‘I miss my home’: Ukrainian pianist in Canadian tie seeks safety amid war

Ilya Yeresko has spent the last few days sheltering in the mountains of western Ukraine after the Russian invasion of his country began.

The 41-year-old, who runs a Ukrainian salsa band with a woman who lives in Toronto, said he and many of his bandmates made the decision to flee Kyiv over the past few days as Russian troops drew closer to the city.

“I miss my home. I was born in Kyiv and I lived in the same building for 41 years,” he said in a telephone interview Tuesday.

“On the second day of the conflict, (Russia) bombed a local military base, a tiny little base, across my street, and I saw it on the news that a rocket hit a place across my street. It was heartbreaking.”

He said his family had been preparing for the possibility of leaving their home for weeks and packing their bags.

“We have prepared for the worst,” he said.

Last Thursday, Yeresko, her mother, sister, husband and their three children got into a small van and headed to a friend’s house in the Carpathian Mountains. The trip was much longer than usual, he said.

“Instead of spending about seven hours on the road, we spent 35 hours.
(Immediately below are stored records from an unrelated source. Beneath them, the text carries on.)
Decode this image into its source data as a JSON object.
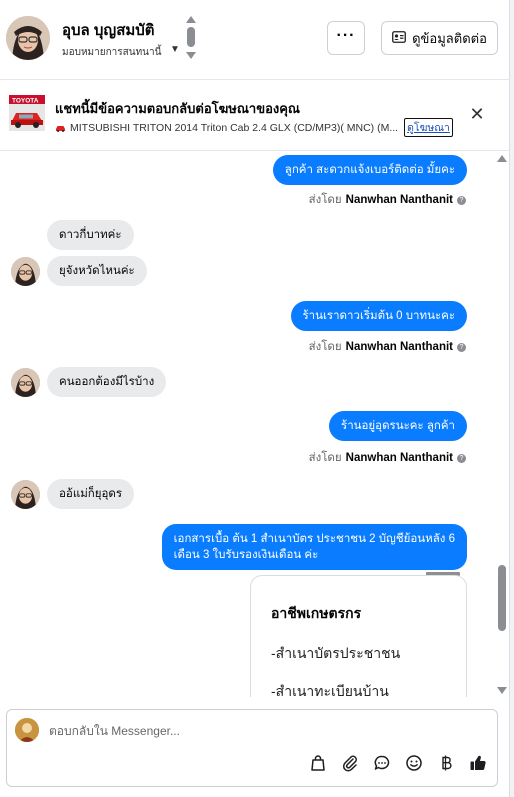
{
  "header": {
    "contact_name": "อุบล บุญสมบัติ",
    "contact_status": "มอบหมายการสนทนานี้",
    "more_label": "···",
    "contact_info_label": "ดูข้อมูลติดต่อ"
  },
  "ad": {
    "title": "แชทนี้มีข้อความตอบกลับต่อโฆษณาของคุณ",
    "subtitle": "MITSUBISHI TRITON 2014 Triton Cab 2.4 GLX (CD/MP3)( MNC) (M...",
    "link_label": "ดูโฆษณา",
    "close_label": "✕",
    "thumb_brand": "TOYOTA"
  },
  "messages": [
    {
      "side": "out",
      "text": "ลูกค้า สะดวกแจ้งเบอร์ติดต่อ มั้ยคะ"
    },
    {
      "side": "meta",
      "prefix": "ส่งโดย",
      "sender": "Nanwhan Nanthanit"
    },
    {
      "side": "in",
      "text": "ดาวกี่บาทค่ะ"
    },
    {
      "side": "in",
      "text": "ยุจังหวัดไหนค่ะ"
    },
    {
      "side": "out",
      "text": "ร้านเราดาวเริ่มต้น  0 บาทนะคะ"
    },
    {
      "side": "meta",
      "prefix": "ส่งโดย",
      "sender": "Nanwhan Nanthanit"
    },
    {
      "side": "in",
      "text": "คนออกต้องมีไรบ้าง"
    },
    {
      "side": "out",
      "text": "ร้านอยู่อุดรนะคะ  ลูกค้า"
    },
    {
      "side": "meta",
      "prefix": "ส่งโดย",
      "sender": "Nanwhan Nanthanit"
    },
    {
      "side": "in",
      "text": "ออ้แม่ก็ยุอุดร"
    },
    {
      "side": "out",
      "line1": "เอกสารเบื้อ ต้น  1 สำเนาบัตร ประชาชน 2 บัญชีย้อนหลัง 6",
      "line2": "เดือน  3 ใบรับรองเงินเดือน ค่ะ"
    }
  ],
  "card": {
    "title": "อาชีพเกษตรกร",
    "lines": [
      "-สำเนาบัตรประชาชน",
      "-สำเนาทะเบียนบ้าน"
    ]
  },
  "composer": {
    "placeholder": "ตอบกลับใน Messenger..."
  },
  "icons": {
    "bag": "bag-icon",
    "attach": "paperclip-icon",
    "saved_reply": "chat-bubble-icon",
    "emoji": "smiley-icon",
    "baht": "baht-icon",
    "like": "thumbs-up-icon"
  },
  "colors": {
    "outgoing_bubble": "#0a7cff",
    "incoming_bubble": "#e9eaeb",
    "link": "#1a4fb8"
  }
}
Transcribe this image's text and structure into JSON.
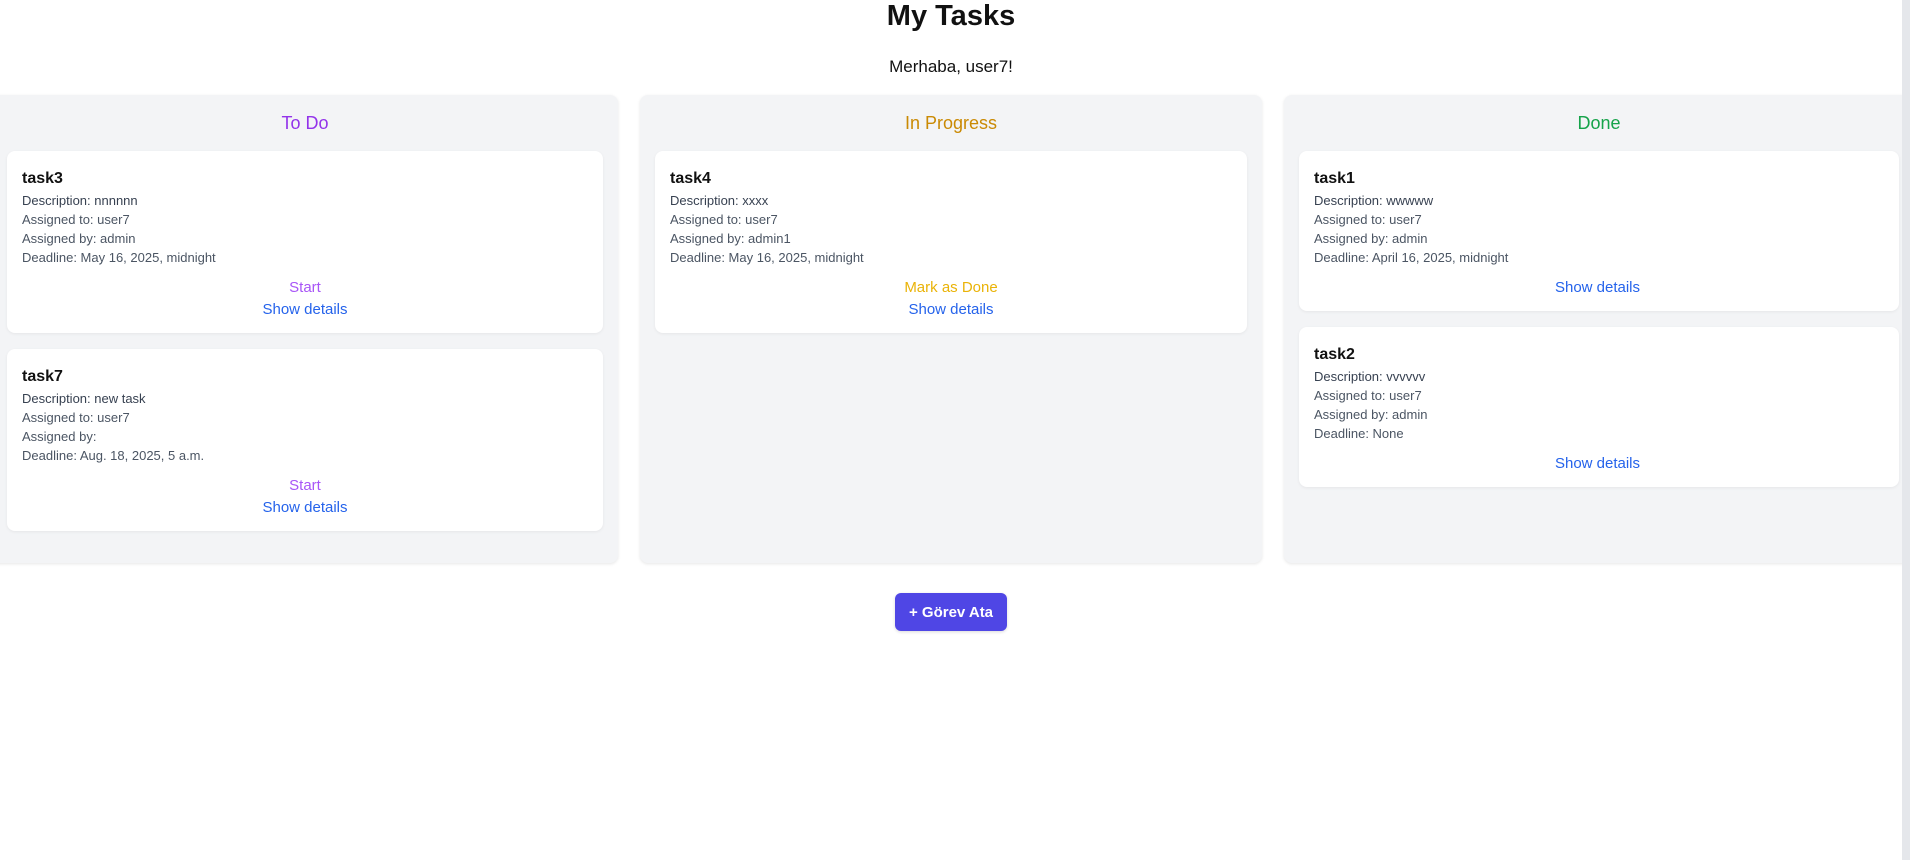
{
  "header": {
    "title": "My Tasks",
    "greeting": "Merhaba, user7!"
  },
  "columns": [
    {
      "title": "To Do",
      "color": "#9333ea",
      "tasks": [
        {
          "name": "task3",
          "description": "Description: nnnnnn",
          "assigned_to": "Assigned to: user7",
          "assigned_by": "Assigned by: admin",
          "deadline": "Deadline: May 16, 2025, midnight",
          "action": "Start",
          "details": "Show details"
        },
        {
          "name": "task7",
          "description": "Description: new task",
          "assigned_to": "Assigned to: user7",
          "assigned_by": "Assigned by:",
          "deadline": "Deadline: Aug. 18, 2025, 5 a.m.",
          "action": "Start",
          "details": "Show details"
        }
      ]
    },
    {
      "title": "In Progress",
      "color": "#ca8a04",
      "tasks": [
        {
          "name": "task4",
          "description": "Description: xxxx",
          "assigned_to": "Assigned to: user7",
          "assigned_by": "Assigned by: admin1",
          "deadline": "Deadline: May 16, 2025, midnight",
          "action": "Mark as Done",
          "details": "Show details"
        }
      ]
    },
    {
      "title": "Done",
      "color": "#16a34a",
      "tasks": [
        {
          "name": "task1",
          "description": "Description: wwwww",
          "assigned_to": "Assigned to: user7",
          "assigned_by": "Assigned by: admin",
          "deadline": "Deadline: April 16, 2025, midnight",
          "details": "Show details"
        },
        {
          "name": "task2",
          "description": "Description: vvvvvv",
          "assigned_to": "Assigned to: user7",
          "assigned_by": "Assigned by: admin",
          "deadline": "Deadline: None",
          "details": "Show details"
        }
      ]
    }
  ],
  "assign_button": {
    "label": "+ Görev Ata",
    "color": "#4f46e5"
  }
}
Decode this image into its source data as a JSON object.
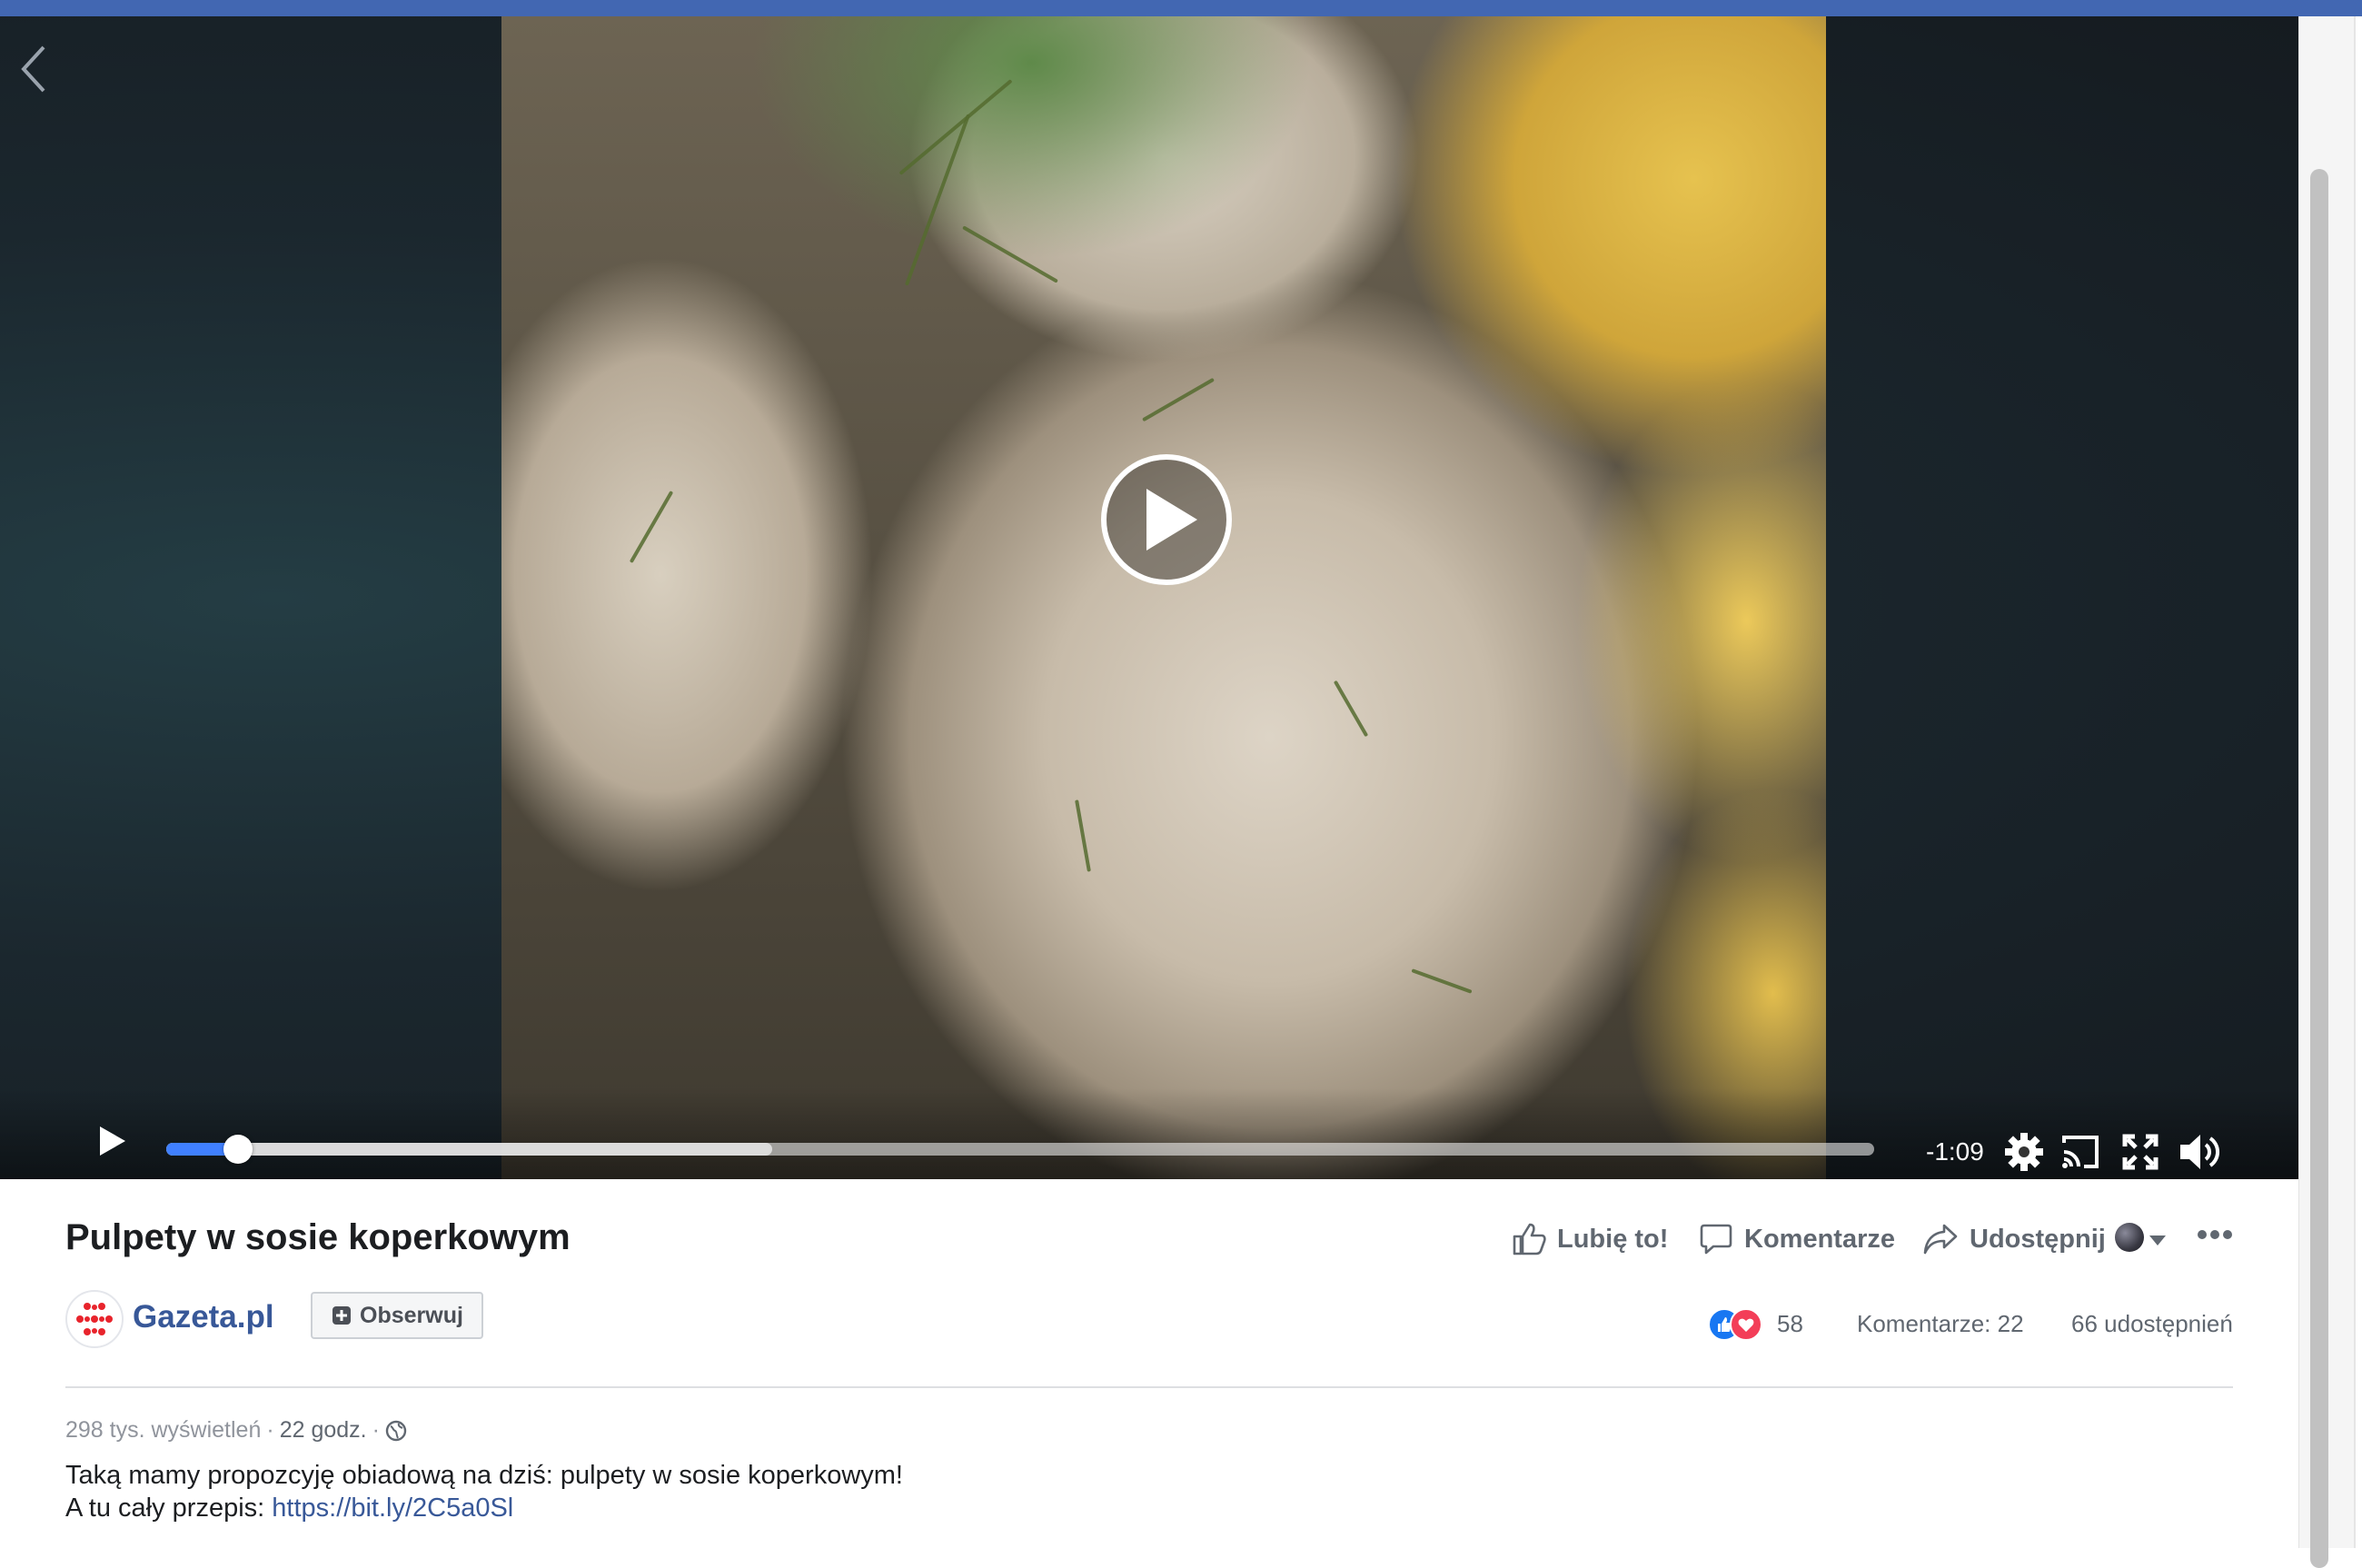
{
  "video": {
    "time_remaining": "-1:09",
    "progress_fraction": 0.042,
    "buffered_fraction": 0.355
  },
  "post": {
    "title": "Pulpety w sosie koperkowym",
    "actions": {
      "like": "Lubię to!",
      "comment": "Komentarze",
      "share": "Udostępnij"
    },
    "page": {
      "name": "Gazeta.pl",
      "follow_label": "Obserwuj"
    },
    "stats": {
      "reactions_count": "58",
      "comments": "Komentarze: 22",
      "shares": "66 udostępnień"
    },
    "meta": {
      "views": "298 tys. wyświetleń",
      "time": "22 godz.",
      "separator": "·"
    },
    "description": {
      "line1": "Taką mamy propozcyję obiadową na dziś: pulpety w sosie koperkowym!",
      "line2_prefix": "A tu cały przepis: ",
      "link": "https://bit.ly/2C5a0Sl"
    }
  },
  "colors": {
    "brand_blue": "#4267b2",
    "link_blue": "#385898",
    "progress_blue": "#4080ff",
    "like_blue": "#1877f2",
    "love_red": "#f33e58",
    "logo_red": "#e8242c"
  }
}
So, it’s difficult because the traffic is very heavy,” he said. “We had to go through villages and small towns, because some places are more dangerous than others.”

While most of his band members have left Kyiv, some have decided to stay, including the band’s singer Anabell Chupryna.

He said he stayed at the metro station in the city center with his parents overnight on Friday night before returning to their nearby home on Saturday.

“No inventory is regulated by the metro administration, so everyone has something with themselves,” he said via text message.

Chupryna said they went to the supermarket on Monday to get some basics and were met with a long line, as well as some bread and meat.

He said his family had no plans to leave Kyiv or Ukraine at this time.

“For now it’s complicated to leave. We have to waste money,” he said. “My family decided to stay until the last moment.”

It is illegal for Yeresko to leave Ukraine because of the general mobilization in the country which prohibits men between the ages of 18 and 60 from leaving. For now, he said he was working on his next steps.

“I can’t leave this country. And then my next plan is to see what happens,” he said. “It’s a bit difficult to go back to Kyiv now, but maybe it’s one of my plans to go back to Kyiv and help people.”

Yeresko also said he missed his band and the music they played.

“We used to perform every week, always,” he said. “This place has a piano downstairs, so a lot of people live here, I don’t want to bother them too much, but sometimes I play the piano and it’s really nice.”

Karolina Patocki, who lives in Toronto but co-leads the band with Yeresko after meeting him in Ukraine a few years ago, says she keeps in touch with him almost every day.

“A few weeks ago, when it started to look really bad, Ilya and I had a conversation, because we talked like every day, … about what had to happen,” Patocki said in a telephone interview.

“He was very clear that he wanted me to continue promoting our music.”

He says their music puts a human face on the ongoing war, which is why the band is releasing a new song on Friday and plans to put out a new album in April.

“Now that they have this war, I kind of understand Ilya’s perspective, which seems like people by knowing us or by knowing that something like us exists … they can put a more human face on what is happening,” he said.

Patocki said the band’s goal is to connect with people around the world through their songs, which are mostly in Spanish.

“In 2019, we released a song called ‘Ambition’, so it has an English title, but the song itself is in Ukrainian, and it was inspired by some of the struggles that were already going on,” he said, referring to Russia’s annexation of Crimea.

Patocki said he would be happy to help the band members to come to Canada if they were able to leave Ukraine safely.

“It’s illegal for all men to leave. So, we’re not trying to get them to do anything illegal or anything that would harm them,” he said. “Their families are going, of course if they want to come to Canada then we will try to help and support them.”

Filippo Grandi, the UN High Commissioner for Refugees, said in a statement Thursday that 1 million people had fled Ukraine since February 24.

This Canadian Press report was first published on March 1, 2022.

Jackson Wintringham

"Coffee aficionado nerd. Troublemaker. General communicator. Gamer. Analyst. Creator. Total brew ninja."

Leave a Reply

Your email address will not be published.